- One other change: before, everyone taking metformin had to stop taking it prior to imaging studies like a CT scan. Now, it’s only recommended you stop taking metformin before certain imaging procedures if your GFR is between 30 and 60 mL/min—or if you have a history of liver disease, alcoholism, or heart failure. If you do need to stop taking it for a CT scan or other imaging, you can restart 48 hours after the procedure as long as your kidney function is stable.
There are many medications on the market that have very similar names, which can sometimes be confusing for you, your pharmacist, and your doctor.
One example is Brintellix (an anti-depressant) and Brilinta (a blood thinner). Especially since they treat such different conditions, confusing these two prescriptions can cause big problems—and could even be life-threatening.
To lower the risk of mixing these two up, and to decrease prescribing and dispensing mistakes, the FDA just approved a name change for Brintellix. If you’re currently taking Brintellix, here’s what you need to know:
Will I still be able to get my medication during the name change transition?
Yes. During the transition your doctor can still prescribe Brintellix for you, and your pharmacy will still have it in stock.
Is anything other than the name changing?
No. Trintellix will be the same exact medication and continue to look exactly the same.
What sparked the name change?
The FDA issued a safety warning in July 2015 on confusion between Brintellix and Brilinta.

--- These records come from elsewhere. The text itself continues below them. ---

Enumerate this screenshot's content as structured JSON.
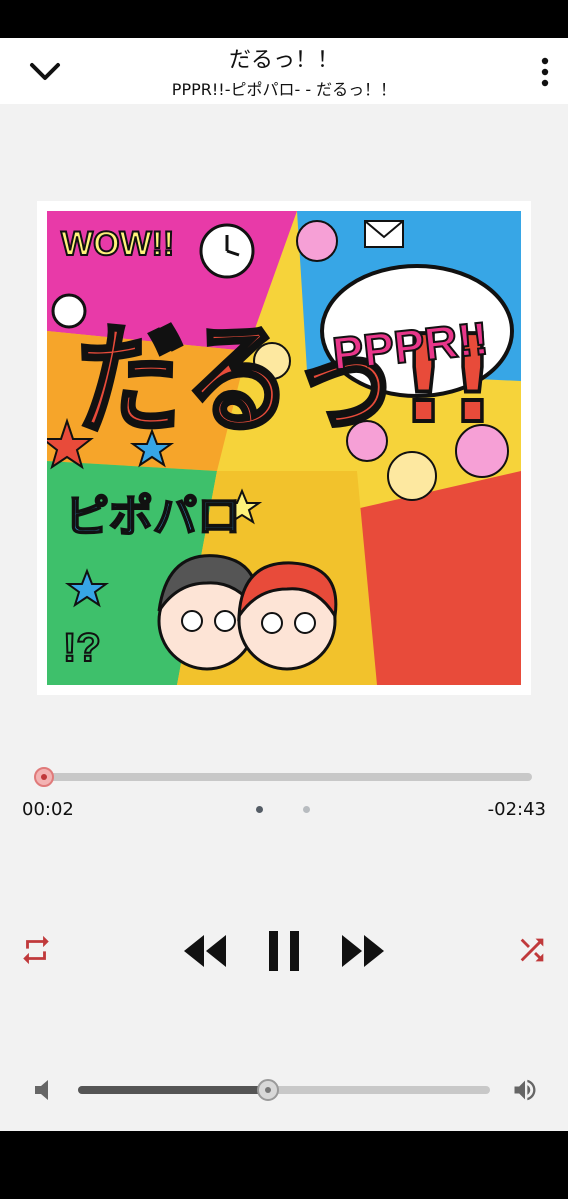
{
  "header": {
    "title": "だるっ！！",
    "subtitle": "PPPR!!-ピポパロ- - だるっ！！"
  },
  "artwork": {
    "texts": [
      "WOW!!",
      "だるっ!!",
      "PPPR!!",
      "ピポパロ",
      "!?"
    ]
  },
  "playback": {
    "elapsed": "00:02",
    "remaining": "-02:43",
    "progress": 0.012,
    "volume": 0.46,
    "page_count": 2,
    "page_active": 0,
    "accent_color": "#c0393b"
  },
  "icons": {
    "back": "chevron-down-icon",
    "menu": "more-vert-icon",
    "repeat": "repeat-icon",
    "rewind": "rewind-icon",
    "pause": "pause-icon",
    "forward": "fast-forward-icon",
    "shuffle": "shuffle-icon",
    "volume_low": "volume-low-icon",
    "volume_high": "volume-high-icon"
  }
}
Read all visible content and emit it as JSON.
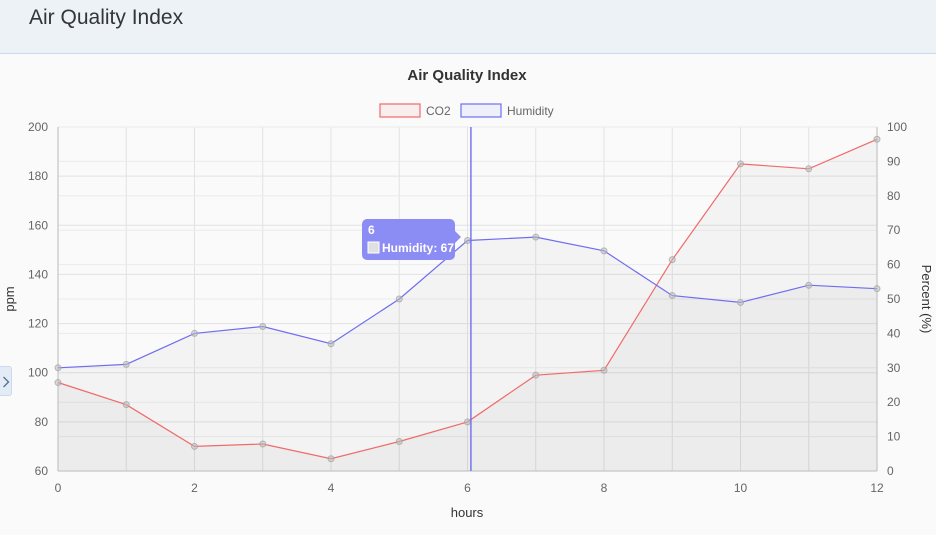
{
  "header": {
    "title": "Air Quality Index"
  },
  "sidebar_toggle": {
    "icon": "chevron-right-icon"
  },
  "chart_data": {
    "type": "line",
    "title": "Air Quality Index",
    "xlabel": "hours",
    "ylabel_left": "ppm",
    "ylabel_right": "Percent (%)",
    "x": [
      0,
      1,
      2,
      3,
      4,
      5,
      6,
      7,
      8,
      9,
      10,
      11,
      12
    ],
    "x_ticks": [
      "0",
      "2",
      "4",
      "6",
      "8",
      "10",
      "12"
    ],
    "y_left_ticks": [
      "60",
      "80",
      "100",
      "120",
      "140",
      "160",
      "180",
      "200"
    ],
    "y_right_ticks": [
      "0",
      "10",
      "20",
      "30",
      "40",
      "50",
      "60",
      "70",
      "80",
      "90",
      "100"
    ],
    "xlim": [
      0,
      12
    ],
    "ylim_left": [
      60,
      200
    ],
    "ylim_right": [
      0,
      100
    ],
    "grid": true,
    "legend_position": "top",
    "series": [
      {
        "name": "CO2",
        "axis": "left",
        "color": "#f06a6a",
        "values": [
          96,
          87,
          70,
          71,
          65,
          72,
          80,
          99,
          101,
          146,
          185,
          183,
          195
        ]
      },
      {
        "name": "Humidity",
        "axis": "right",
        "color": "#6e6ef0",
        "values": [
          30,
          31,
          40,
          42,
          37,
          50,
          67,
          68,
          64,
          51,
          49,
          54,
          53
        ]
      }
    ],
    "tooltip": {
      "title": "6",
      "label": "Humidity: 67",
      "x": 6.05,
      "color": "#8c8cf5"
    }
  }
}
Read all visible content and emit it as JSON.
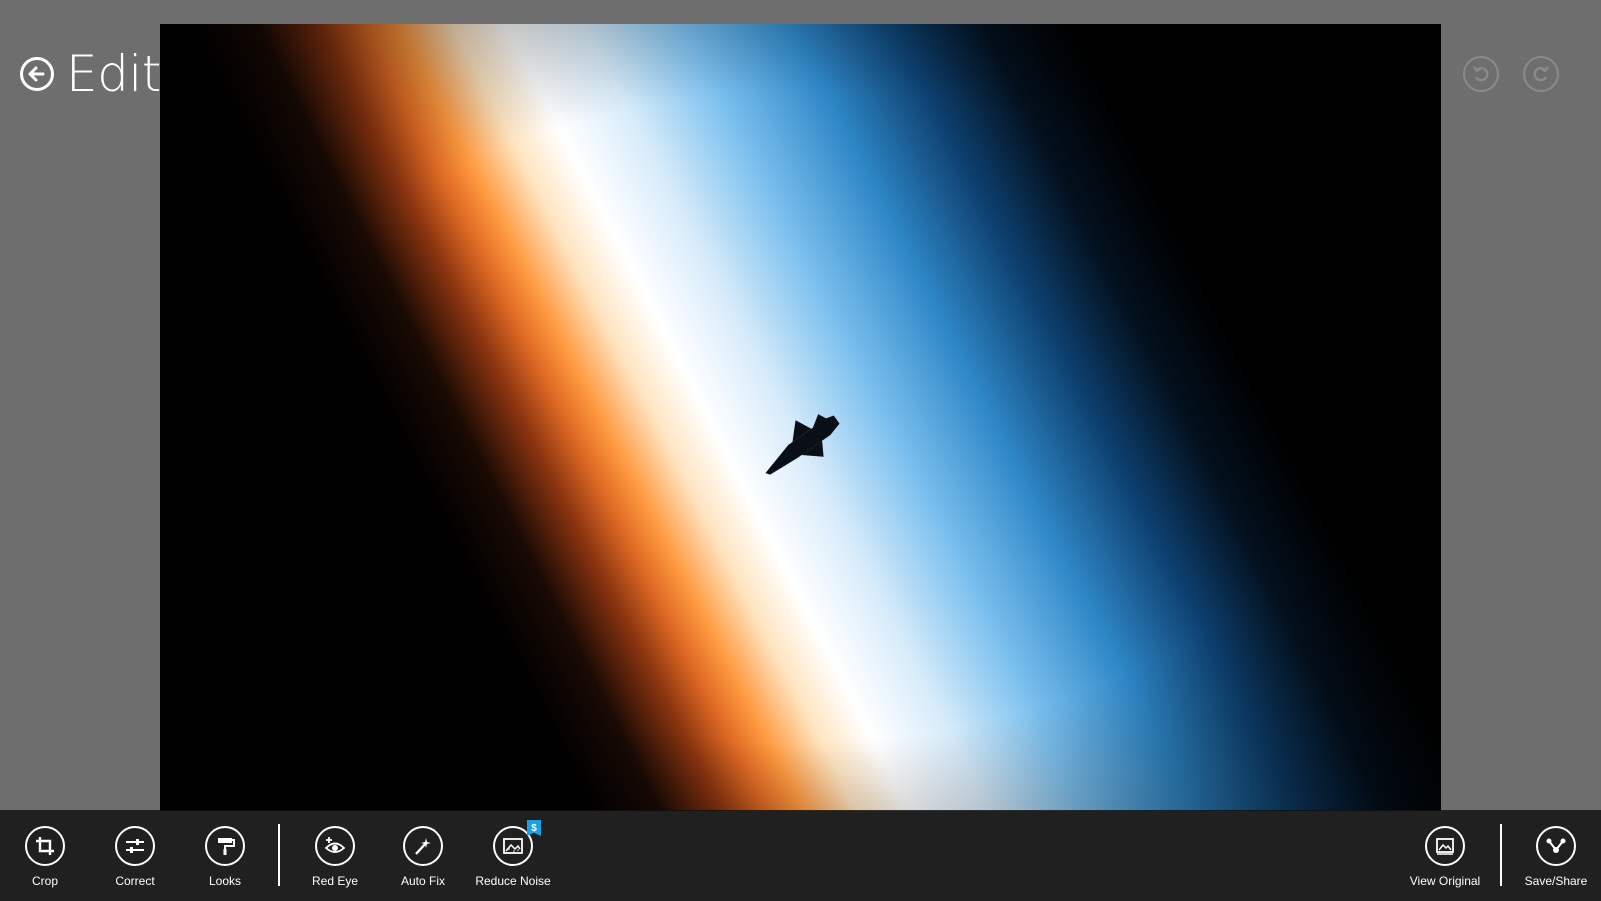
{
  "header": {
    "title": "Edit"
  },
  "toolbar": {
    "left": [
      {
        "id": "crop",
        "label": "Crop",
        "icon": "crop-icon"
      },
      {
        "id": "correct",
        "label": "Correct",
        "icon": "sliders-icon"
      },
      {
        "id": "looks",
        "label": "Looks",
        "icon": "paint-roller-icon"
      },
      {
        "id": "red-eye",
        "label": "Red Eye",
        "icon": "eye-icon"
      },
      {
        "id": "auto-fix",
        "label": "Auto Fix",
        "icon": "magic-wand-icon"
      },
      {
        "id": "reduce-noise",
        "label": "Reduce Noise",
        "icon": "image-icon",
        "badge": "$"
      }
    ],
    "right": [
      {
        "id": "view-original",
        "label": "View Original",
        "icon": "image-icon"
      },
      {
        "id": "save-share",
        "label": "Save/Share",
        "icon": "share-icon"
      }
    ]
  },
  "colors": {
    "background": "#6e6e6e",
    "appbar": "#0f0f0f",
    "badge": "#1ba1e2",
    "disabled": "#8a8a8a"
  }
}
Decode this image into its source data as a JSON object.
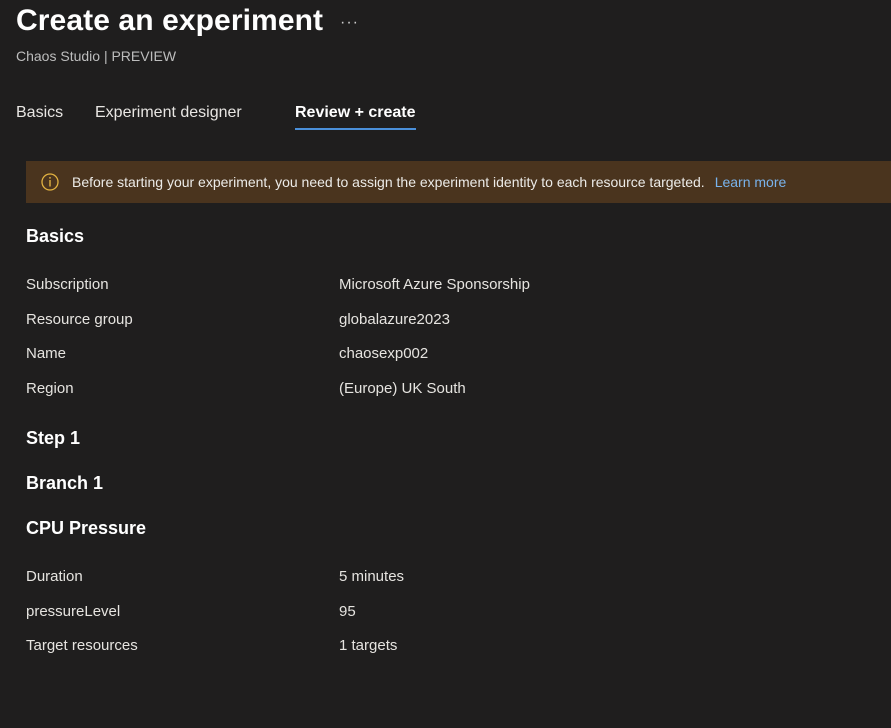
{
  "header": {
    "title": "Create an experiment",
    "more_label": "···",
    "subtitle": "Chaos Studio | PREVIEW"
  },
  "tabs": [
    {
      "label": "Basics",
      "active": false
    },
    {
      "label": "Experiment designer",
      "active": false
    },
    {
      "label": "Review + create",
      "active": true
    }
  ],
  "banner": {
    "icon": "info-icon",
    "message": "Before starting your experiment, you need to assign the experiment identity to each resource targeted.",
    "link": "Learn more"
  },
  "basics": {
    "title": "Basics",
    "rows": [
      {
        "key": "Subscription",
        "value": "Microsoft Azure Sponsorship"
      },
      {
        "key": "Resource group",
        "value": "globalazure2023"
      },
      {
        "key": "Name",
        "value": "chaosexp002"
      },
      {
        "key": "Region",
        "value": "(Europe) UK South"
      }
    ]
  },
  "step": {
    "title": "Step 1"
  },
  "branch": {
    "title": "Branch 1"
  },
  "fault": {
    "title": "CPU Pressure",
    "rows": [
      {
        "key": "Duration",
        "value": "5 minutes"
      },
      {
        "key": "pressureLevel",
        "value": "95"
      },
      {
        "key": "Target resources",
        "value": "1 targets"
      }
    ]
  },
  "colors": {
    "background": "#1f1e1e",
    "banner_bg": "#4a341e",
    "banner_icon": "#e3b341",
    "accent": "#4a8fd9",
    "link": "#79b3ec"
  }
}
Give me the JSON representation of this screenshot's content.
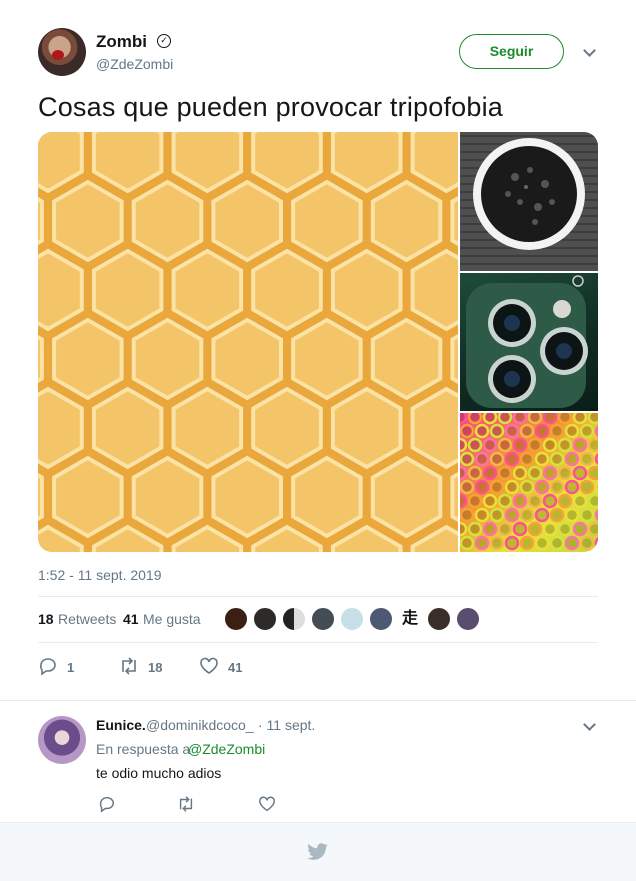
{
  "tweet": {
    "author_name": "Zombi",
    "verified_icon": "verified-badge-icon",
    "author_handle": "@ZdeZombi",
    "follow_label": "Seguir",
    "text": "Cosas que pueden provocar tripofobia",
    "timestamp": "1:52 - 11 sept. 2019",
    "retweets_count": "18",
    "retweets_label": "Retweets",
    "likes_count": "41",
    "likes_label": "Me gusta",
    "actions": {
      "reply_count": "1",
      "retweet_count": "18",
      "like_count": "41"
    }
  },
  "media": [
    {
      "name": "honeycomb-image"
    },
    {
      "name": "coffee-cup-image"
    },
    {
      "name": "phone-cameras-image"
    },
    {
      "name": "straws-image"
    }
  ],
  "likers_avatars": 9,
  "reply": {
    "author_name": "Eunice.",
    "author_handle": "@dominikdcoco_",
    "date": "· 11 sept.",
    "reply_to_prefix": "En respuesta a",
    "reply_to_mention": "@ZdeZombi",
    "text": "te odio mucho adios"
  },
  "icons": {
    "reply": "reply-icon",
    "retweet": "retweet-icon",
    "like": "heart-icon",
    "footer": "twitter-bird-icon"
  },
  "colors": {
    "accent": "#1b8c2c",
    "muted": "#657786",
    "divider": "#e6ecf0",
    "footer_bg": "#f5f8fa"
  }
}
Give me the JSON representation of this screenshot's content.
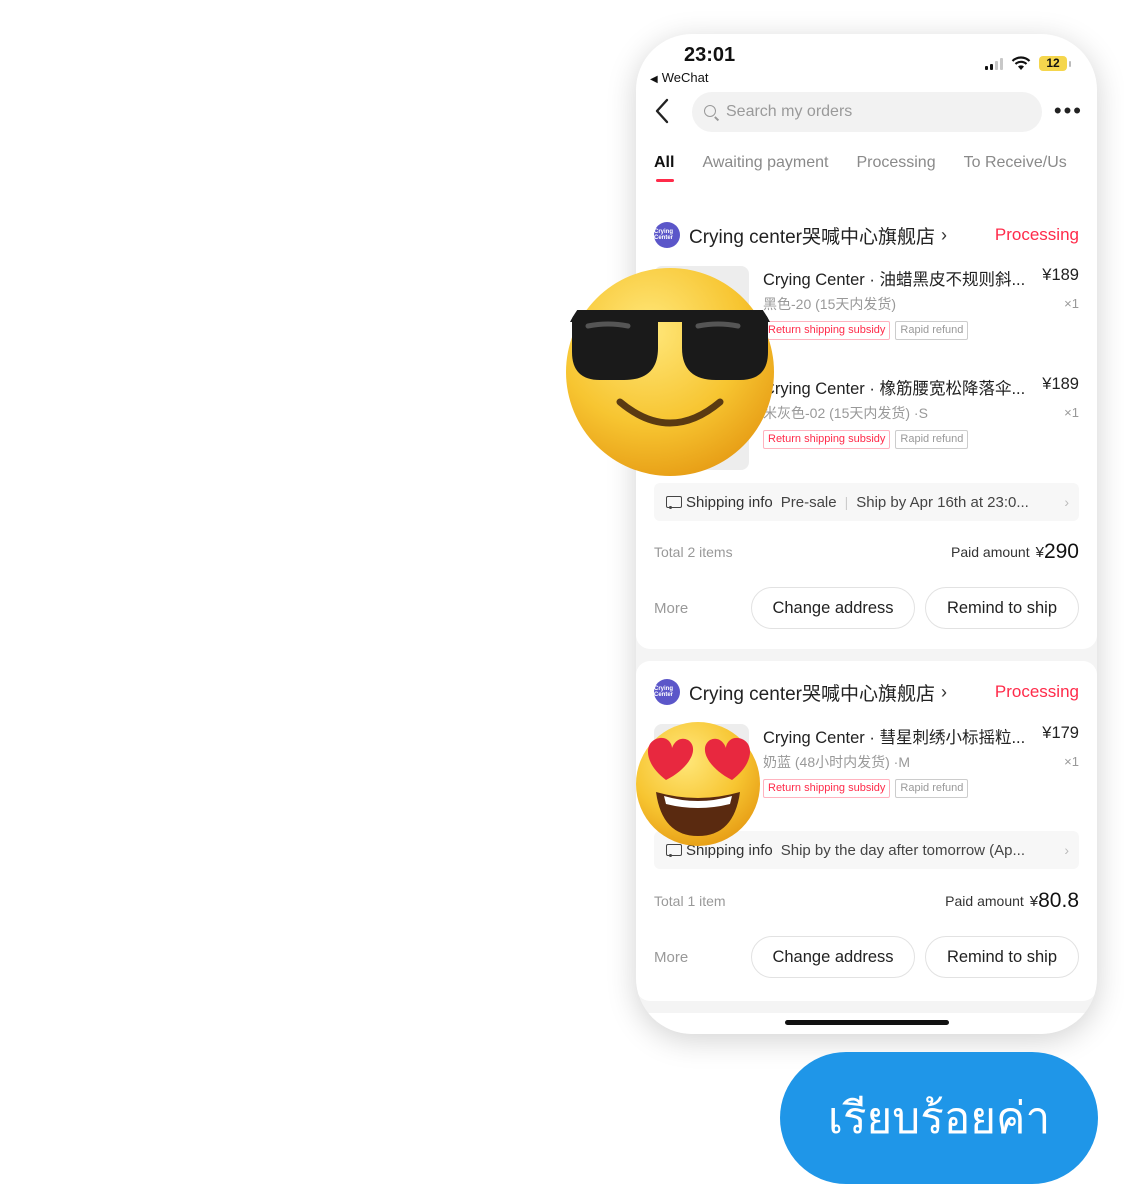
{
  "status_bar": {
    "time": "23:01",
    "back_app": "WeChat",
    "battery": "12"
  },
  "header": {
    "search_placeholder": "Search my orders",
    "more_icon": "more-dots-icon"
  },
  "tabs": [
    {
      "label": "All",
      "active": true
    },
    {
      "label": "Awaiting payment",
      "active": false
    },
    {
      "label": "Processing",
      "active": false
    },
    {
      "label": "To Receive/Us",
      "active": false
    }
  ],
  "orders": [
    {
      "store": "Crying center哭喊中心旗舰店",
      "logo_text": "Crying Center",
      "status": "Processing",
      "items": [
        {
          "title": "Crying Center · 油蜡黑皮不规则斜...",
          "price": "¥189",
          "variant": "黑色-20 (15天内发货)",
          "qty": "×1",
          "tags": [
            "Return shipping subsidy",
            "Rapid refund"
          ]
        },
        {
          "title": "Crying Center · 橡筋腰宽松降落伞...",
          "price": "¥189",
          "variant": "米灰色-02 (15天内发货) ·S",
          "qty": "×1",
          "tags": [
            "Return shipping subsidy",
            "Rapid refund"
          ]
        }
      ],
      "shipping": {
        "label": "Shipping info",
        "presale": "Pre-sale",
        "text": "Ship by Apr 16th at 23:0..."
      },
      "total": "Total 2 items",
      "paid_label": "Paid amount",
      "paid_currency": "¥",
      "paid_value": "290",
      "more": "More",
      "change_address": "Change address",
      "remind": "Remind to ship"
    },
    {
      "store": "Crying center哭喊中心旗舰店",
      "logo_text": "Crying Center",
      "status": "Processing",
      "items": [
        {
          "title": "Crying Center · 彗星刺绣小标摇粒...",
          "price": "¥179",
          "variant": "奶蓝 (48小时内发货) ·M",
          "qty": "×1",
          "tags": [
            "Return shipping subsidy",
            "Rapid refund"
          ]
        }
      ],
      "shipping": {
        "label": "Shipping info",
        "text": "Ship by the day after tomorrow (Ap..."
      },
      "total": "Total 1 item",
      "paid_label": "Paid amount",
      "paid_currency": "¥",
      "paid_value": "80.8",
      "more": "More",
      "change_address": "Change address",
      "remind": "Remind to ship"
    }
  ],
  "overlay": {
    "emoji_1": "sunglasses-emoji",
    "emoji_2": "heart-eyes-emoji",
    "confirm_button": "เรียบร้อยค่า"
  },
  "colors": {
    "accent": "#ff2b4a",
    "button_blue": "#1f96e8"
  }
}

Since Brintellix was approved in September of 2013 there have been both prescribing and dispensing errors due to mix-ups with Brilinta.
Are there any other recent examples of a medication name change of this caliber?
Yes. Believe it or not, the same manufacturer of Brintellix had this happen in 2010 with their drug formerly known as Kapidex.
Since mixing up medications confusion can be potentially life-threatening, manufacturer Takeda, with the help of the FDA approved the name change from Kapidex to what we know today as Dexilant.